ASHLAND — Two very different ski seasons taught Mt. Ashland Ski Area General Manager Hiram Towle two lessons after he took over in September 2014 following a winter in which the area didn’t open at all.
Mt. Ashland opened for only 38 days in 2014-15, but despite that Towle found there was a crew ready to follow his vision of how to make things work and a community deeply committed to seeing the resort survive.
Last season, with an opening-day snow pack of 54 inches and a financially successful 88-day run, Towle saw the shortcomings of the current infrastructure. Those lessons will drive the mountain’s approach to expenditures for the immediate future.
“We’ve really got to focus on getting our bread and butter taken care of,” said Towle. “We are a skiing business. We’re going to do what we can do to make the ski area the best we can.”
Two prominent elements emerged over the winter: crowded lodge facilities and packed parking.
Parking was stressed on busy days despite the addition of 100 spots in summer 2013. On some days, ski area staff were stationed at the start of the access road to tell visitors no spots were available. Because any expansion of parking would be expensive, Towle said, the effort will more likely focus on carpooling and greater use of the Ski Hopper 40-seat bus to allow skiers to get to the mountain without their cars.
Improvements to the lodge are more financially feasible, he said.
Detailed plans for lodge improvements and associated fundraising will be announced in September. A roofing project planned for this summer has been put off until lodge plans are complete.
While capital expenses will be the focus in the near term, a long-proposed and controversial addition of skiing territory with a new lift is on hold. Expansion advocates and environmentalists battled over the proposal in the courts for years.
Mount Ashland could proceed with clearing runs and installing a new chairlift at this time, as various legal challenges to the U.S. Forest Service’s approval were answered. But the work would be a multi-million dollar undertaking and would likely once again generate controversy.
“I don’t want people to be led to believe it is totally off the table,” said Towle. "A lot of time and effort went into it. On the whole, it’s divisive. It’s good and bad on both sides.”
Elements of the Forest Service’s decision have been implemented, said Towle. Those include the parking addition, widening of several runs and creation of a gentler beginners' slope off the Sonnet lift using dirt removed from parking expansion. The ski area also has maintained and monitored 23 restoration sites designed to prevent erosion from affecting streams in the Ashland watershed.
Towle left Sunday River resort in Maine, a private operation where he managed several departments over 12 years, to head the nonprofit operation in Southern Oregon. There was trepidation, he acknowledges, as he moved his family west, with challenges related to the expansion battles, a year without skiing and a $750,000 Small Business Administration loan taken out to keep the operation going.
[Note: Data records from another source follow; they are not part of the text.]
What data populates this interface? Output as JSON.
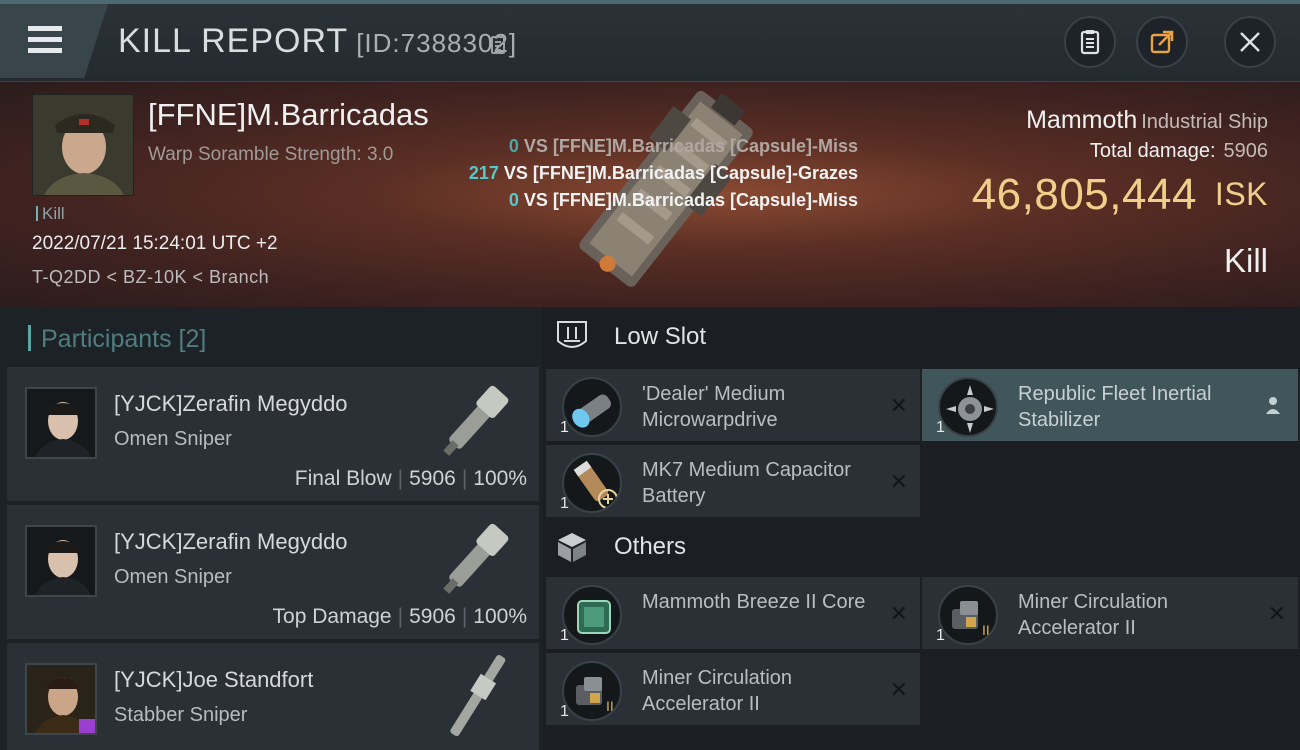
{
  "header": {
    "title": "KILL REPORT",
    "report_id": "[ID:7388302]",
    "icons": [
      "menu-icon",
      "copy-icon",
      "clipboard-icon",
      "share-icon",
      "close-icon"
    ]
  },
  "victim": {
    "name": "[FFNE]M.Barricadas",
    "warp_scramble": "Warp Soramble Strength: 3.0",
    "tag": "Kill",
    "datetime": "2022/07/21 15:24:01 UTC +2",
    "route": "T-Q2DD < BZ-10K < Branch"
  },
  "hits": [
    {
      "dmg": "0",
      "text": "VS [FFNE]M.Barricadas [Capsule]-Miss"
    },
    {
      "dmg": "217",
      "text": "VS [FFNE]M.Barricadas [Capsule]-Grazes"
    },
    {
      "dmg": "0",
      "text": "VS [FFNE]M.Barricadas [Capsule]-Miss"
    }
  ],
  "ship": {
    "name": "Mammoth",
    "class": "Industrial Ship",
    "total_damage_label": "Total damage:",
    "total_damage": "5906",
    "isk_value": "46,805,444",
    "isk_unit": "ISK",
    "result": "Kill"
  },
  "participants": {
    "heading": "Participants [2]",
    "list": [
      {
        "name": "[YJCK]Zerafin Megyddo",
        "ship": "Omen Sniper",
        "role": "Final Blow",
        "damage": "5906",
        "percent": "100%"
      },
      {
        "name": "[YJCK]Zerafin Megyddo",
        "ship": "Omen Sniper",
        "role": "Top Damage",
        "damage": "5906",
        "percent": "100%"
      },
      {
        "name": "[YJCK]Joe Standfort",
        "ship": "Stabber Sniper"
      }
    ]
  },
  "sections": {
    "low_slot": "Low Slot",
    "others": "Others"
  },
  "items": {
    "low_slot": [
      {
        "name": "'Dealer' Medium Microwarpdrive",
        "qty": "1"
      },
      {
        "name": "Republic Fleet Inertial Stabilizer",
        "qty": "1"
      },
      {
        "name": "MK7 Medium Capacitor Battery",
        "qty": "1"
      }
    ],
    "others": [
      {
        "name": "Mammoth Breeze II Core",
        "qty": "1"
      },
      {
        "name": "Miner Circulation Accelerator II",
        "qty": "1"
      },
      {
        "name": "Miner Circulation Accelerator II",
        "qty": "1"
      }
    ]
  },
  "colors": {
    "accent": "#5aa7a8",
    "isk": "#f0cf8a",
    "damage": "#55c9c9"
  }
}
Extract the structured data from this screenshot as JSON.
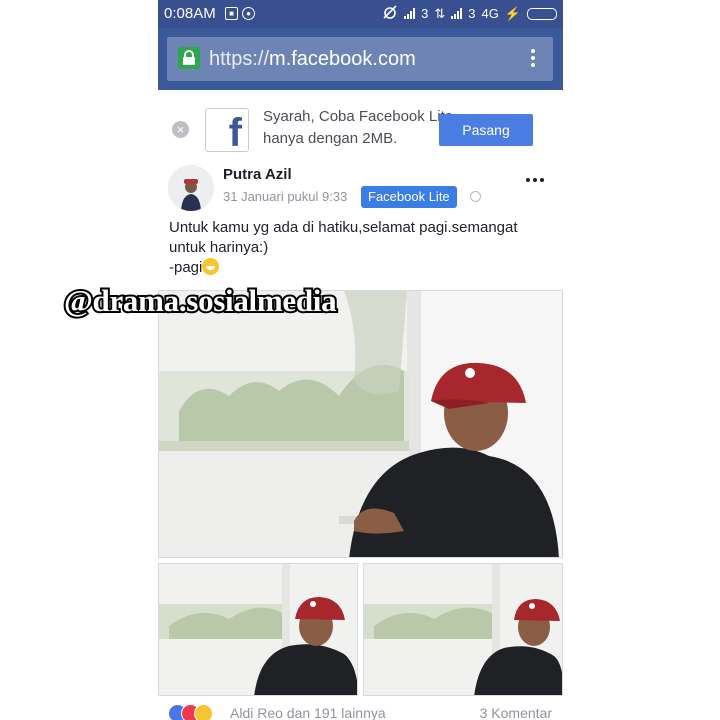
{
  "status_bar": {
    "time": "0:08AM",
    "network_label_1": "3",
    "network_label_2": "3",
    "network_type": "4G"
  },
  "browser": {
    "url_scheme": "https://",
    "url_host": "m.facebook.com"
  },
  "lite_banner": {
    "text": "Syarah, Coba Facebook Lite hanya dengan 2MB.",
    "install_label": "Pasang",
    "close_glyph": "×",
    "logo_letter": "f"
  },
  "post": {
    "author": "Putra Azil",
    "date": "31 Januari pukul 9:33",
    "via_badge": "Facebook Lite",
    "text_line1": "Untuk kamu yg ada di hatiku,selamat pagi.semangat",
    "text_line2": "untuk harinya:)",
    "text_line3": "-pagi",
    "emoji": "grinning-face"
  },
  "reactions": {
    "names": "Aldi Reo dan 191 lainnya",
    "comments": "3 Komentar",
    "icons": [
      "like-icon",
      "love-icon",
      "haha-icon"
    ],
    "colors": {
      "like": "#4a76e8",
      "love": "#f0394f",
      "haha": "#f7c533"
    }
  },
  "watermark": {
    "text": "@drama.sosialmedia"
  },
  "colors": {
    "status_bar": "#38508f",
    "url_bar_bg": "#3b5998",
    "url_field": "#6d84b4",
    "button_blue": "#4a7ee2",
    "secure_lock": "#2ba84a"
  }
}
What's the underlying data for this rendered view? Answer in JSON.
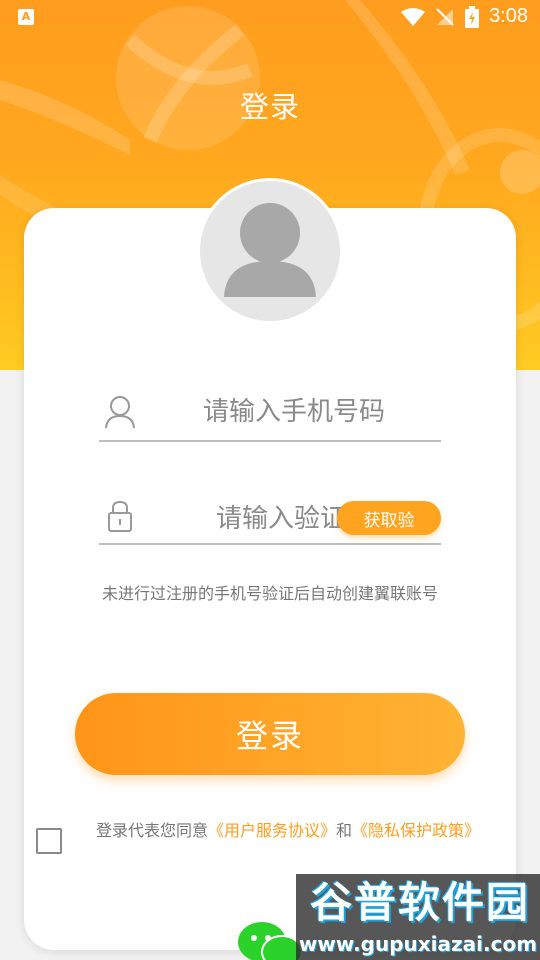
{
  "status_bar": {
    "app_icon_letter": "A",
    "time": "3:08"
  },
  "header": {
    "title": "登录"
  },
  "form": {
    "phone_placeholder": "请输入手机号码",
    "code_placeholder": "请输入验证码",
    "get_code_label": "获取验"
  },
  "hint_text": "未进行过注册的手机号验证后自动创建翼联账号",
  "login_button_label": "登录",
  "agreement": {
    "prefix": "登录代表您同意",
    "terms_link": "《用户服务协议》",
    "conjunction": "和",
    "privacy_link": "《隐私保护政策》"
  },
  "watermark": {
    "title": "谷普软件园",
    "url": "www.gupuxiazai.com"
  },
  "colors": {
    "accent": "#ff9d1e",
    "accent_light": "#ffcb22",
    "text_gray": "#777777"
  }
}
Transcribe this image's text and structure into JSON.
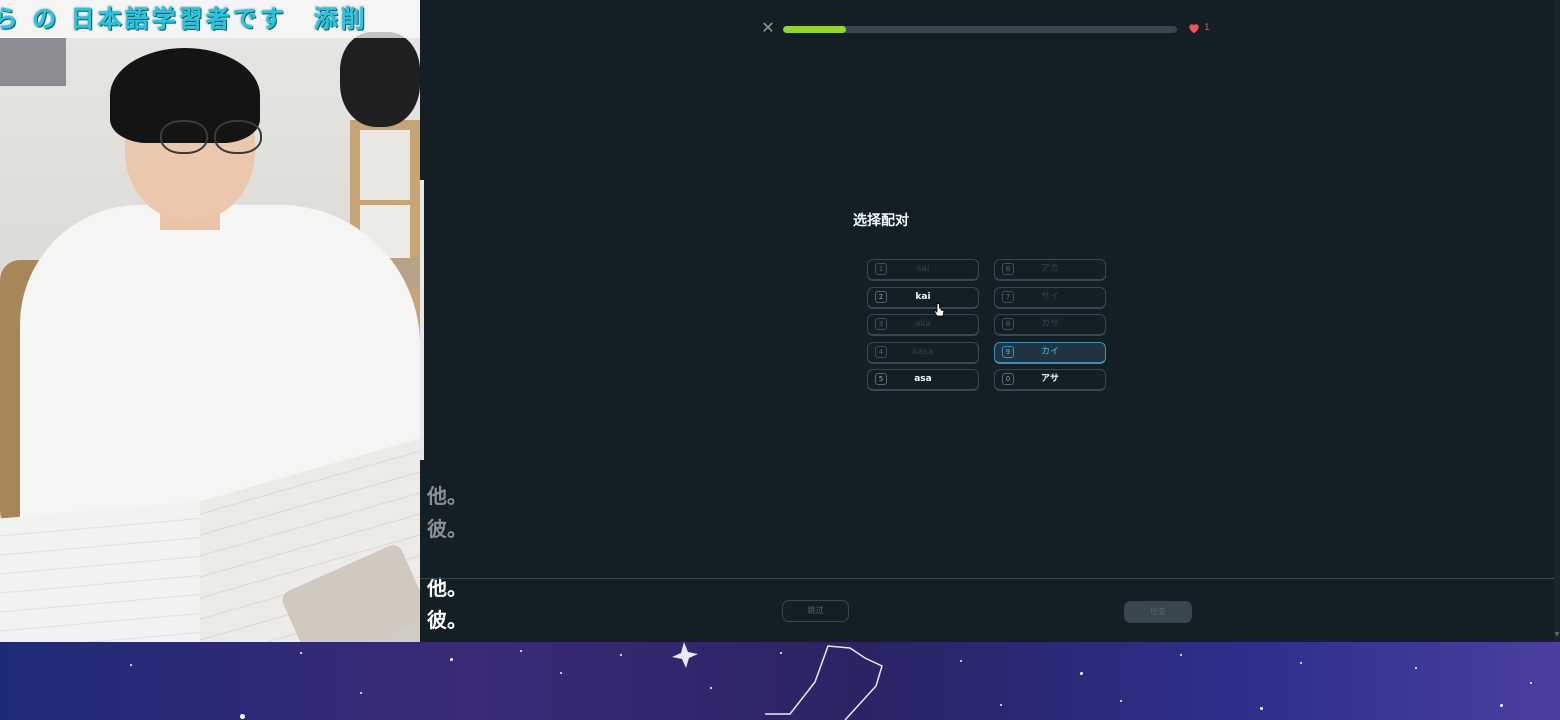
{
  "webcam": {
    "banner_text": "ら の 日本語学習者です　添削"
  },
  "lesson": {
    "progress_fraction": 0.16,
    "hearts": "1",
    "prompt_title": "选择配对",
    "left_column": [
      {
        "key": "1",
        "text": "sai",
        "state": "disabled"
      },
      {
        "key": "2",
        "text": "kai",
        "state": "active"
      },
      {
        "key": "3",
        "text": "aka",
        "state": "disabled"
      },
      {
        "key": "4",
        "text": "kasa",
        "state": "disabled"
      },
      {
        "key": "5",
        "text": "asa",
        "state": "active"
      }
    ],
    "right_column": [
      {
        "key": "6",
        "text": "アカ",
        "state": "disabled"
      },
      {
        "key": "7",
        "text": "サイ",
        "state": "disabled"
      },
      {
        "key": "8",
        "text": "カサ",
        "state": "disabled"
      },
      {
        "key": "9",
        "text": "カイ",
        "state": "selected"
      },
      {
        "key": "0",
        "text": "アサ",
        "state": "active"
      }
    ],
    "skip_label": "跳过",
    "check_label": "检查"
  },
  "overlay": {
    "upper_line1": "他。",
    "upper_line2": "彼。",
    "lower_line1": "他。",
    "lower_line2": "彼。"
  },
  "colors": {
    "background": "#131f24",
    "progress": "#93d333",
    "heart": "#ee5555",
    "selected_accent": "#49c0f8"
  }
}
But when a second consecutive low-snow season struck, he said, he was delighted by the way the mountain crews responded to his ideas to get the area open and by the support shown from community members and local businesses.
“To be in a new position and seeing the outpouring of support from Mt. Ashland staff and others in the public sure gave me a lot of comfort,” said Towle. “The mountain has a rabid, loyal following.”
The no-snow year of 2013-14, followed by the low-snow year, has impacted programs. Ski-pass sales numbers are building, but still do not match those of earlier years. The mountain's after-school ski program drew 1,000 kids last year after having none the two previous seasons, and the goal is the boost that number.
Some current projects will be visible, others less so.
True South Solar is installing 85 solar panels on a shop roof to provide electricity. The project cost is $117,000, with much of it covered by grants.
Next winter skiers should experience fewer delays on the Ariel chairlift due to electrical issues. A new low-voltage system with display will allow operators to monitor all circuits at once rather than having to check each one individually. It’s a $20,000 upgrade.
Towle said that building a rainy-day fund for low-snow years is a priority for the ski area's board of directors. That fund will come from operating revenue, with all future fundraising targeting capital expenses rather than operations.
The mountain crew is also preparing for the possibility of more low-snow years. Ramps that skiers use to access lifts now can operate with as little as an inch of snow.
“We’re trying to make sure we have the way in the future to handle the lack of storms,” said Towle.
Also on tap for next year: celebration of the community purchase of the ski area 25 years ago in 1992.
Tony Boom is an Ashland freelance writer. Reach him at email@example.com.